Author Blurb Patrick Radden Keefe, author of Say Nothing
In this sweeping, vivid, beautifully observed book, Scott Anderson unearths the devastating secret history of how the Unites States lost the plot during the Cold War. By focusing on the twisty, colorful lives of four legendary spies, Anderson distills the larger geopolitical saga into an intimate story of flawed but talented men, of the 'disease of empires,' and of the inescapable moral hazard of American idealism and power. It's a hell of a book, with themes about the unintended consequences of espionage and interventionism that still resonate, powerfully, today.

Membership Advantages
  • Reviews
  • "Beyond the Book" articles
  • Free books to read and review (US only)
  • Find books by time period, setting & theme
  • Read-alike suggestions by book and author
  • Book club discussions
  • and much more!
  • Just $12 for 3 months or $39 for a year.
  • More about membership!

Readalikes

Readalikes Full readalike results are for members only

If you liked The Quiet Americans, try these:

Non-members are limited to two results. Become a member
Search Readalikes again
How we choose readalikes

Books with similar themes


Membership Advantages
  • Reviews
  • "Beyond the Book" articles
  • Free books to read and review (US only)
  • Find books by time period, setting & theme
  • Read-alike suggestions by book and author
  • Book club discussions
  • and much more!
  • Just $12 for 3 months or $39 for a year.
  • More about membership!

Support BookBrowse

Become a Member and discover books that entertain, engage & enlighten.

Join Now!


Today's Top Picks

  • Book Jacket: The Deepest South of All
    The Deepest South of All
    by Richard Grant
    Author Richard Grant frequently uses his wanderlust to explore diverse stories that create a complex...
  • Book Jacket: Piranesi
    Piranesi
    by Susanna Clarke
    Our First Impressions readers were delighted with this speculative novel by Susanna Clarke, her ...
  • Book Jacket: The Bell in the Lake
    The Bell in the Lake
    by Lars Mytting
    A legend from Lars Mytting's Norwegian hometown tells of two centuries-old church bells that, like ...
  • Book Jacket: Leave the World Behind
    Leave the World Behind
    by Rumaan Alam
    Amanda, Clay and their two teenage children have rented a remote vacation home in Long Island to ...

Readers Recommend

  • Book Jacket

    The Blind Light
    by Stuart Evers

    A multigenerational story about two families bound together by the tides of history.
    Reader Reviews

Book Club Discussion
Book Jacket
The Exiles
by Christina Baker Kline

The author of Orphan Train returns with an ambitious, emotionally resonant historical novel.

About the book
Join the discussion!
Who Said...

Choose an author as you would a friend

Click Here to find out who said this, as well as discovering other famous literary quotes!


Wordplay

Solve this clue:

I I M B T Give T T R

and be entered to win..

Books that     
entertain,
     engage

 & enlighten

Visitors can view some of BookBrowse for free.
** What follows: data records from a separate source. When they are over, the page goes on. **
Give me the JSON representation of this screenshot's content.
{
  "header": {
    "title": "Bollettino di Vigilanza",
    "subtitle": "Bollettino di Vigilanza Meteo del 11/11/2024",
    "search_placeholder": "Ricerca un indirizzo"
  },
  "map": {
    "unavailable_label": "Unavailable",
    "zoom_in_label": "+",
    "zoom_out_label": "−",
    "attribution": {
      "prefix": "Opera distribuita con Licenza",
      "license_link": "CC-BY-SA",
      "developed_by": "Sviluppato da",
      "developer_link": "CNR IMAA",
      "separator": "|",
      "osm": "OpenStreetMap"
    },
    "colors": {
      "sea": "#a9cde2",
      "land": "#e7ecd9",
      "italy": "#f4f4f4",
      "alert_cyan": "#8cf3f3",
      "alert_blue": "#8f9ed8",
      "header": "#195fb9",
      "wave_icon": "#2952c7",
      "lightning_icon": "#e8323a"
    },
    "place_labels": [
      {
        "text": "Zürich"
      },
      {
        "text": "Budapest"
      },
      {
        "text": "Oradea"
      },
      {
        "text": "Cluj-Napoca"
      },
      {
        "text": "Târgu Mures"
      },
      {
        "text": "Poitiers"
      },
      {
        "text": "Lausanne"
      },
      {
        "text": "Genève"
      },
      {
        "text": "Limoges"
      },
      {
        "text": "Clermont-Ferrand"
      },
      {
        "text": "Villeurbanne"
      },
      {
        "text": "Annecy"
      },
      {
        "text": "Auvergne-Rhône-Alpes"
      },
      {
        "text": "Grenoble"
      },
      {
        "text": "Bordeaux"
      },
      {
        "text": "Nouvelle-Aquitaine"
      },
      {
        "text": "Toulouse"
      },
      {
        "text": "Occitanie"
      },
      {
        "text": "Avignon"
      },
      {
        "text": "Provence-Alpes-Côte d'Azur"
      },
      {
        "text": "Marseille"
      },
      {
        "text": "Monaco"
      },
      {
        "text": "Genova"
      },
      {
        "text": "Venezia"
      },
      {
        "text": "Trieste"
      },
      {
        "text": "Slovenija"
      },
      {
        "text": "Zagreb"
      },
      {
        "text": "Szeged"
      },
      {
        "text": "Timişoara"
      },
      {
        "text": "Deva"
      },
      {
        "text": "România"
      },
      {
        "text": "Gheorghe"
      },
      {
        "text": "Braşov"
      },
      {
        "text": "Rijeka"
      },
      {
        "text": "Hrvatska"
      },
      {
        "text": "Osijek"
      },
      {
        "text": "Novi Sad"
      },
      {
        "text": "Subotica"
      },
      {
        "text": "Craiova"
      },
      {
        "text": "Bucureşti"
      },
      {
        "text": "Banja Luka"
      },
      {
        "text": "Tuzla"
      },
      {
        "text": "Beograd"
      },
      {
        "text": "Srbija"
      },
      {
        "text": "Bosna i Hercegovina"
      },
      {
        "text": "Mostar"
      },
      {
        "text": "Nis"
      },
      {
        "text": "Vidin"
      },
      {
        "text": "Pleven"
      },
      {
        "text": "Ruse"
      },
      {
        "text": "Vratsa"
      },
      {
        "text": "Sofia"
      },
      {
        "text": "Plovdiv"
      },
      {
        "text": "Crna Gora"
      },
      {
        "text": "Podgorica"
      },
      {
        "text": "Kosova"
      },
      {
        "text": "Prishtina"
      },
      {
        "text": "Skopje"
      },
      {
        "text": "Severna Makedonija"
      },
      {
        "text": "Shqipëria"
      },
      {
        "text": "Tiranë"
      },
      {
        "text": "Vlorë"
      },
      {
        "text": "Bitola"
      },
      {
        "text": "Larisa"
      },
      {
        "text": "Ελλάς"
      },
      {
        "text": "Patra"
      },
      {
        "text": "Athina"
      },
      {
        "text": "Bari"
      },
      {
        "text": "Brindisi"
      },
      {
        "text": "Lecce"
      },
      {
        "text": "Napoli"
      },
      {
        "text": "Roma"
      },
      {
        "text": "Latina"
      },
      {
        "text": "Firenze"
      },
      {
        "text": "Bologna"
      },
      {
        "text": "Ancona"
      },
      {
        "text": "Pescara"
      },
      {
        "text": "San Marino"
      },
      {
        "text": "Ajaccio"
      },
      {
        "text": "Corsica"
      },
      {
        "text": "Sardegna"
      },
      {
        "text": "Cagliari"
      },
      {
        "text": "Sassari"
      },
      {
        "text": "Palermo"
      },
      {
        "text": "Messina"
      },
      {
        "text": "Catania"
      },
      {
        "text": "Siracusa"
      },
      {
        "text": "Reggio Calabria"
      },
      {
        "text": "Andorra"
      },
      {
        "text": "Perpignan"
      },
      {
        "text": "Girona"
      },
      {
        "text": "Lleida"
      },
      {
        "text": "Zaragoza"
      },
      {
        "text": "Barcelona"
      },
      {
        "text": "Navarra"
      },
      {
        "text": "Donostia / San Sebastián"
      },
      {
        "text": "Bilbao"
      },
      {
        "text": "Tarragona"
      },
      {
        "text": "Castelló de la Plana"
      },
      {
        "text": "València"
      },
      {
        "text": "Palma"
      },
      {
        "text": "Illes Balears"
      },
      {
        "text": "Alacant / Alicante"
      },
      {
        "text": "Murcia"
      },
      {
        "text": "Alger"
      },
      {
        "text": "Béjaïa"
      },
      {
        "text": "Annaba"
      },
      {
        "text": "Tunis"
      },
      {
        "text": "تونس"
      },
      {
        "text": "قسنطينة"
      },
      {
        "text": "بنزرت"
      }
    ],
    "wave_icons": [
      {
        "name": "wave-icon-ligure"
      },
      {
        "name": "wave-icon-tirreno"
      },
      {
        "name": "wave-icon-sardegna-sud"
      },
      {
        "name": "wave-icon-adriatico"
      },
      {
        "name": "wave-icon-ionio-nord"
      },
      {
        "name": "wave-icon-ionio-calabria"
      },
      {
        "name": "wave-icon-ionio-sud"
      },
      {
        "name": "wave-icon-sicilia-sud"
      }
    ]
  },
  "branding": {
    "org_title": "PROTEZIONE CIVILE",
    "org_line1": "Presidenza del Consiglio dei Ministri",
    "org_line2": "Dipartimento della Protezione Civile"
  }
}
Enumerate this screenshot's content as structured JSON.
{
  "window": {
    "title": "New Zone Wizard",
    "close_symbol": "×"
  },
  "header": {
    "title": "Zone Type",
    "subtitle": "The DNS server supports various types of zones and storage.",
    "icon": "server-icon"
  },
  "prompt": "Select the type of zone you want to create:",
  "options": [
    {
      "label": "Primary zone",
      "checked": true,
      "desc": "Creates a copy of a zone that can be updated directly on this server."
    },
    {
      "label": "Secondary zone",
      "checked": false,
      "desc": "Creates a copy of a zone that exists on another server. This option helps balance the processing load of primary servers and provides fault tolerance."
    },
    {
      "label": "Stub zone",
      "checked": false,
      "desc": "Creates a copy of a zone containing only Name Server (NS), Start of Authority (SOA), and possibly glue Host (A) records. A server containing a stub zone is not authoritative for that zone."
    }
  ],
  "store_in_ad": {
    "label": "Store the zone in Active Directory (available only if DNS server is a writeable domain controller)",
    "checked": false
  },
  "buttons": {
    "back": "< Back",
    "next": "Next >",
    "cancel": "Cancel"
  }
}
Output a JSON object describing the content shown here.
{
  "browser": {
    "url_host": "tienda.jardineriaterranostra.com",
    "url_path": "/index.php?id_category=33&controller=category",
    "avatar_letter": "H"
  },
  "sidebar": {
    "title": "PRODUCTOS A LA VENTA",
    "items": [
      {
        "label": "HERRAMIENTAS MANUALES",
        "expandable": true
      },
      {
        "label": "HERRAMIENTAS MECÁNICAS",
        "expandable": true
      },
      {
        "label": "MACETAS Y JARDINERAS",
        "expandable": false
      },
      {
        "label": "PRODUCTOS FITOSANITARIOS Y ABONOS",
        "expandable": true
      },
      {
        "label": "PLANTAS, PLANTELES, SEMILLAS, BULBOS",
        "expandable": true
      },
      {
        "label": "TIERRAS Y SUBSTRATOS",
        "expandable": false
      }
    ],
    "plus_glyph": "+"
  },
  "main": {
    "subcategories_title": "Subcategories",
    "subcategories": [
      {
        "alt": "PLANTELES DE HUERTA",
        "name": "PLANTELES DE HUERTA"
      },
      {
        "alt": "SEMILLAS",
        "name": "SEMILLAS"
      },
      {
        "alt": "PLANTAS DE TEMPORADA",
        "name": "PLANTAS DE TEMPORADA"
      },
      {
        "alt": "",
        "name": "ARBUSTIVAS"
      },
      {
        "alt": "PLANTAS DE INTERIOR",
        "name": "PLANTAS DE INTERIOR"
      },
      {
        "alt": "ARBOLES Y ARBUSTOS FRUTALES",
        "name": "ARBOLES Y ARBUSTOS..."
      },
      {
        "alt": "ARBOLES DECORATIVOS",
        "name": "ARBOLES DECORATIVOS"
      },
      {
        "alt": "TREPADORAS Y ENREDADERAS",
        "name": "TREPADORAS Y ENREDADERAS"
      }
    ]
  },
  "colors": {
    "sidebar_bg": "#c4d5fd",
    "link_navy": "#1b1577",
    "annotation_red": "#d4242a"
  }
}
Full access is for members only.

Join Today!

Your guide toexceptional          books

BookBrowse seeks out and recommends the best in contemporary fiction and nonfiction—books that not only engage and entertain but also deepen our understanding of ourselves and the world around us.